Sunday, December 16, 2012

Colour games

Can you believe these were all painted with the same colours? It's (kinda) true!

Spent a couple of hours this week trying out an exercise in colour mixing from David Hornung's "Colour: A Workshop for Artists and Designers". This is an excellent book, and I have tried a few of the suggested activities, some with my text'art friends.
painted with raw colours from the tube
I began by painting a colour study in flat colours, using gouache paint straight from the tube: deep yellow, light green, sky blue, ultramarine, violet and scarlet. The effect is rather Fauvist. I personally love the Fauves, especially Matisse.
Using the original palette, but adding a bit of burnt sienna
Then I mixed each of these pigments with a small amount of an "admixture", an earth tone of burnt sienna, and reproduced the study using these modified colours. This is called an "altered palette", and it is supposed to produce more unity of colour.
Using the original palette, but adding a bit of yellow ochre 
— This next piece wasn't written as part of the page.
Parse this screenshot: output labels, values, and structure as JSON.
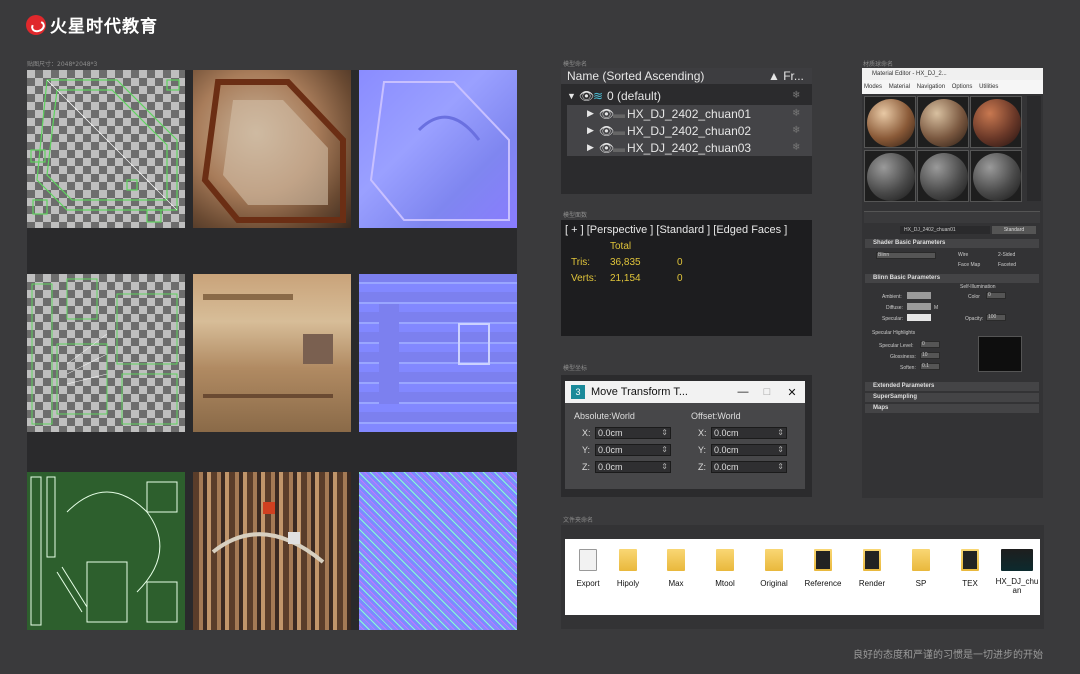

For my next experiment, I started with the original pigments and added a small amount of another earth tone, yellow ochre. You can see the effect above. Of course, much depends on just how much of the "admixture" is added. Also, although earth tones are the usual choice for the admixture, anything could be used, including black and white. For the exercise, you want to have enough of the original colour that it retains its identity.
Original palette, with neutral grey #4 added

Finally, I added Neutral Grey #4 to each of the original paints, to produce the result above.

For those of us working in cloth, these ideas can be implemented by overdyeing fabric, or simply by choosing colours that are both muted and related. You could even mess around with some paint before choosing your fabrics, matching fabric to the study in paint.

1 comment:

Dianne Robinson said...

I like what you've produced with your study. Perhaps we can have a go at our next meeting.